Greg has done that and much, much more – some even call him Mr. Sunshine!
If you ride the commuter rail, we have all you need to know about its operating agreement but were too cold or late to ask
Through MuckRock, the public records requesting service that Pioneer finds so helpful, we obtained the T’s operating agreement with Keolis, the T’s commuter rail operator. We invited you to sift through its contents and started the process with a blog on how the T fines Keolis for late or canceled trains. Be sure to check out the requirements for snow removal. From my perspective, compliance was weak at best. MuckRock does fine work indeed – check out their latest blog.
And speaking of the T, just how transparent is its pension fund?
Opaque at best. Pioneer sought greater transparency for this “private” retirement fund and some of what we sought has been opened up. But there’s more work to do on this one.
Why is it that the legislature is so comfortable in exempting itself from open meeting and public records law?
For citizens to be truly engaged and active in a government of the people, they need to know more but a two-decades old court decision dropped a roadblock that hampers us today. Read up on the Lambert decision here.
When MuckRock teams with Pioneer, government secrecy doesn’t stand a chance, like the work we did on military equipment being transferred to police departments and making the case for why the Secretary of State hinders transparency.
And why should policy makers’ disclosures of financial interest be such a challenge to obtain unlike many other states where they are easily accessible through the Internet?
Pioneer teamed with MuckRock to write an opinion piece in the Boston Herald pointing out the negative impact of having to go through hoops just to get basic information to understand policy makers’ interests. We can’t afford to be complacent with business-as-usual in the state house.
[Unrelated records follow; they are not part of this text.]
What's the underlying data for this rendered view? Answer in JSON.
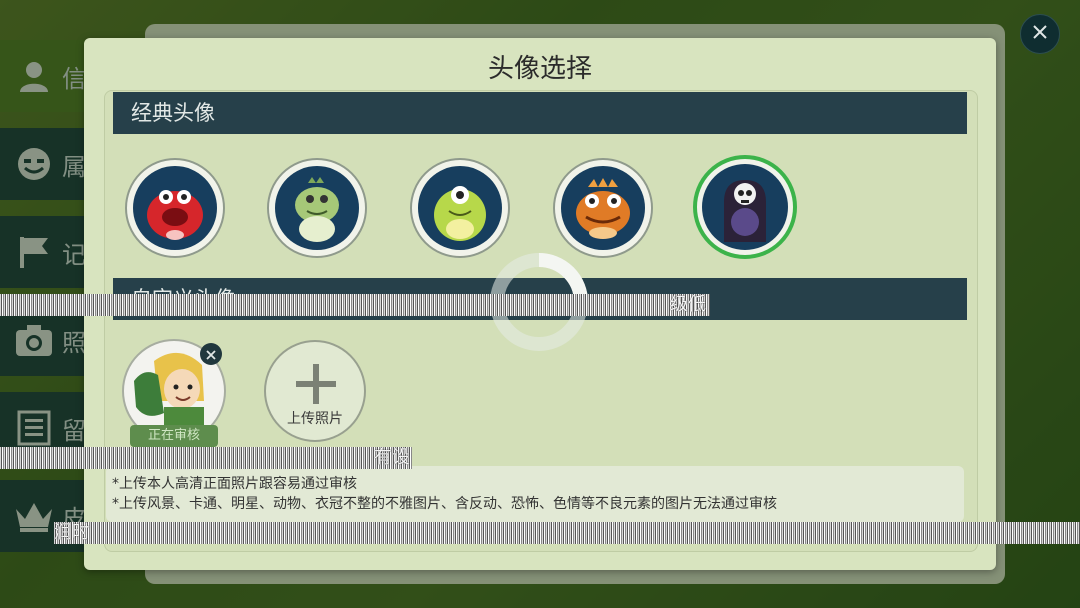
{
  "side_menu": {
    "items": [
      {
        "icon": "user-icon",
        "label": "信"
      },
      {
        "icon": "smiley-icon",
        "label": "属"
      },
      {
        "icon": "flag-icon",
        "label": "记"
      },
      {
        "icon": "camera-icon",
        "label": "照"
      },
      {
        "icon": "document-icon",
        "label": "留"
      },
      {
        "icon": "crown-icon",
        "label": "皮"
      }
    ]
  },
  "modal": {
    "title": "头像选择",
    "classic_section": "经典头像",
    "custom_section": "自定义头像",
    "classic_avatars": [
      {
        "name": "red-monster-avatar",
        "color": "#d6262b"
      },
      {
        "name": "green-dino-avatar",
        "color": "#a6c878"
      },
      {
        "name": "green-cyclops-avatar",
        "color": "#b7d84a"
      },
      {
        "name": "orange-toad-avatar",
        "color": "#e07b26"
      },
      {
        "name": "skull-ghost-avatar",
        "color": "#3a2f4e"
      }
    ],
    "selected_index": 4,
    "custom": {
      "review_label": "正在审核",
      "upload_label": "上传照片"
    },
    "notes": [
      "*上传本人高清正面照片跟容易通过审核",
      "*上传风景、卡通、明星、动物、衣冠不整的不雅图片、含反动、恐怖、色情等不良元素的图片无法通过审核"
    ]
  },
  "overlay_text": {
    "line1": "级低",
    "line2": "有设",
    "line3": "润时"
  },
  "colors": {
    "section_bar": "#26404a",
    "modal_bg": "#d8e4bf",
    "selected_ring": "#3cb34a"
  }
}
Transparency is a year-round pursuit. Check out Pioneer’s resolutions for the New Year
Why shouldn’t the state create its own CBO to analyze the cost of bills BEFORE they are passed? Why should the legislature and the administrative functions of the judicial branch be subject to open meeting and public records laws? Massachusetts has a long way to go and heeding our resolutions is a good way to get there.
Pioneer is training the next generation of transparency enthusiasts. Go get ’em Team Pioneer!
And can our interns and Northeastern coop students uncover and write about very cool things! Like about myths about charter schools, the miserably opaque month of July 2014, the transparency exemptions granted to the Massachusetts Convention Center Authority (MCCA), the inflated claims of the MCCA, lessons on failed hotel subsidies, the cost of water and a positive effort towards transparency made by Governor Patrick.
NEXT MONTH’S SUNSHINE
Want to be your own detective and figure out just how bad a mess the T is in? Have we got a microscope for you.
Pioneer will launch a website that provides reams of data to compare the MBTA to transit agencies across the country. Like all of our web tools – it will be free and user friendly. Stay tuned as we put on the final touches.
CHECK PIONEER’S TRANSPARENCY TOOLBOX
Find out trends in salaries through MassOpenBooks.org. It’s also good practice to visit MassReportCards before you make that offer on a house – we’ll be updating the site with the most recent MCAS data shortly. If you want to see how well your community is saving for its retired or yet-to-be retired employees, check out MassPensions.com – we’ve added features like asset allocation, financial condition and member information. We’ll soon be adding transparency grades for each system. We’ve also updated our Munishare website – a a place for cities and towns to share information and ideas peer-to-peer, so they can borrow the best ideas from each other.
Oh, and of course our latest site MassAnalysis.com, hot off the developer’s computer!
Don’t worry – you’ll be the first to know when our MBTA website is ready.